Meanwhile the percentage of banks tightening auto loan standards have risen to 14.6% - compared to when it was -18.6% in Q3-2021 as banks were loosening lending standards.

A graph of a graph showing the price of a loan

Description automatically generated with medium confidence

This implies that both higher interest rates have dissuaded new borrowers while also causing banks to scale back lending.

Now, of course, many private lenders will write their auto loans - which isn’t reflected in the commercial bank data.

But still, the appetite has faded.

So, I believe all this raises three big questions:

1.      Private lenders are extending loans further to try and move inventory – otherwise car prices will keep declining if demand is weak.

For instance, if the masses don’t have an extra $30,000 laying around to outright buy a new car, they’ll either need debt or for prices to decline far enough.

Well, auto firms likely don’t want to see prices decline and crimp their margins – so they’ll make the loan when they can. But can it continue?

      If auto loan demand continues to weaken and delinquencies rise, this may put further pressure on auto prices – compounding the negative equity problem. Will it ripple into a feedback loop?

    The subprime auto securities market is backed by these borrowers and their vehicles as collateral. Missing payments and falling auto prices aren’t exactly great things when holding onto these securities.

Imagine a game of Jenga with subprime blocks at the bottom. If enough of the pieces get pulled out, it can pull the whole thing down with it (or at least make it very wobbly). Is this something to worry about yet?

Wrapping It Up

Consumers are feeling the pressure of declining used vehicle prices, tighter credit (higher borrowing costs), and declining wage growth.

This trend may lead to a wave of defaults and increased negative equity, creating a feedback loop at the margin.

Subprime auto loans are most at risk as delinquency rates continue upward – and it doesn’t appear this will reverse anytime soon.

Households are paying an excessive amount in auto payments and are stuck rolling over into ever higher new auto loans.

Then whatever institution – whether a pension fund or insurance firm or etc – that’s holding the auto-backed securities is at potential risk.

It seems like something has to give. . .

But – until then – here’s a friendly reminder.

The subprime market is often the first to show potential issues – and the subprime auto loan market is beginning to show some.











This communication is general in nature and provided for educational and informational purposes only. It should not be considered or relied upon as legal, tax, or investment advice or an investment recommendation, or as a substitute for legal counsel. Any investment products or services named herein are for illustrative purposes only and should not be considered an offer to buy or sell, or an investment recommendation for, any specific security, strategy, or investment product or service. Always consult a qualified professional or your own independent financial professional for personalized advice or investment recommendations tailored to your specific goals, individual situation, and risk tolerance.

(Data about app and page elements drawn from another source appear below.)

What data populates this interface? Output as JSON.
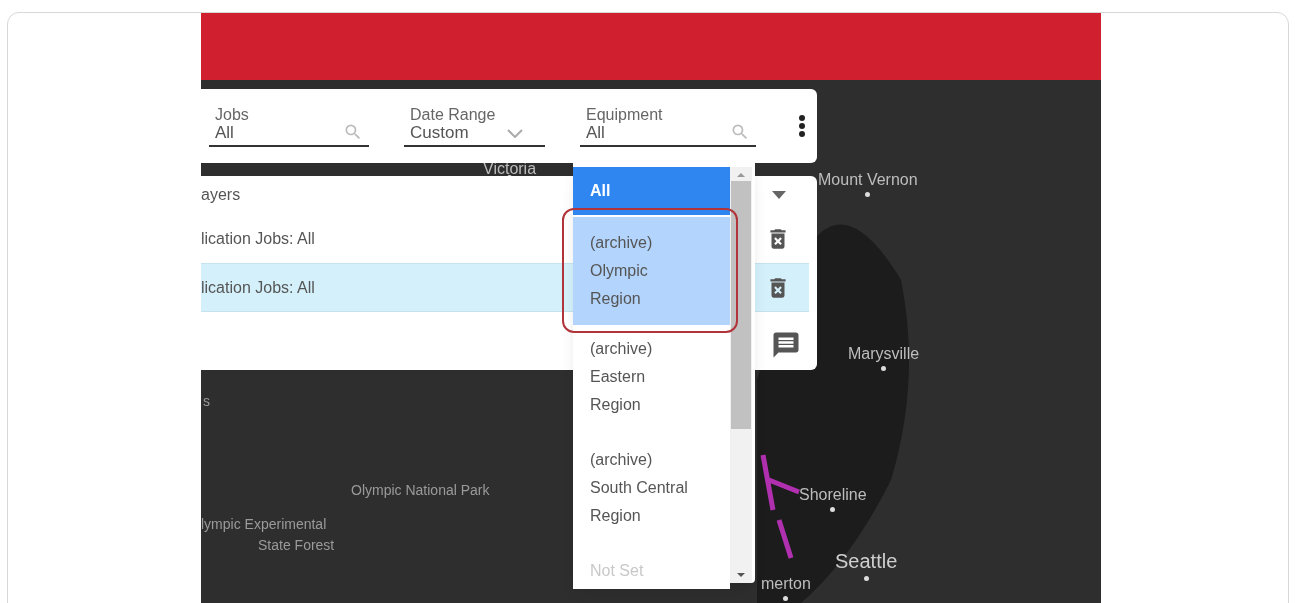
{
  "filters": [
    {
      "label": "Jobs",
      "value": "All",
      "kind": "search"
    },
    {
      "label": "Date Range",
      "value": "Custom",
      "kind": "select"
    },
    {
      "label": "Equipment",
      "value": "All",
      "kind": "search"
    }
  ],
  "layers": {
    "title": "ayers",
    "expanded": true,
    "rows": [
      {
        "label": "lication Jobs: All",
        "selected": false
      },
      {
        "label": "lication Jobs: All",
        "selected": true
      }
    ]
  },
  "dropdown": {
    "items": [
      {
        "lines": [
          "All"
        ],
        "selected": true,
        "highlighted": false,
        "disabled": false
      },
      {
        "lines": [
          "(archive)",
          "Olympic",
          "Region"
        ],
        "selected": false,
        "highlighted": true,
        "disabled": false
      },
      {
        "lines": [
          "(archive)",
          "Eastern",
          "Region"
        ],
        "selected": false,
        "highlighted": false,
        "disabled": false
      },
      {
        "lines": [
          "(archive)",
          "South Central",
          "Region"
        ],
        "selected": false,
        "highlighted": false,
        "disabled": false
      },
      {
        "lines": [
          "Not Set"
        ],
        "selected": false,
        "highlighted": false,
        "disabled": true
      }
    ]
  },
  "map": {
    "labels": [
      {
        "text": "Victoria",
        "kind": "city"
      },
      {
        "text": "Mount Vernon",
        "kind": "city"
      },
      {
        "text": "Marysville",
        "kind": "city"
      },
      {
        "text": "s",
        "kind": "area"
      },
      {
        "text": "Olympic National Park",
        "kind": "area"
      },
      {
        "text": "lympic Experimental",
        "kind": "area"
      },
      {
        "text": "State Forest",
        "kind": "area"
      },
      {
        "text": "Shoreline",
        "kind": "city"
      },
      {
        "text": "Seattle",
        "kind": "major"
      },
      {
        "text": "merton",
        "kind": "city"
      }
    ]
  }
}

Information contained in the materials included is believed to be from reliable sources, but no representations or guarantees are made as to the accuracy or completeness of information. This document is provided for information purposes only and should not be considered as investment advice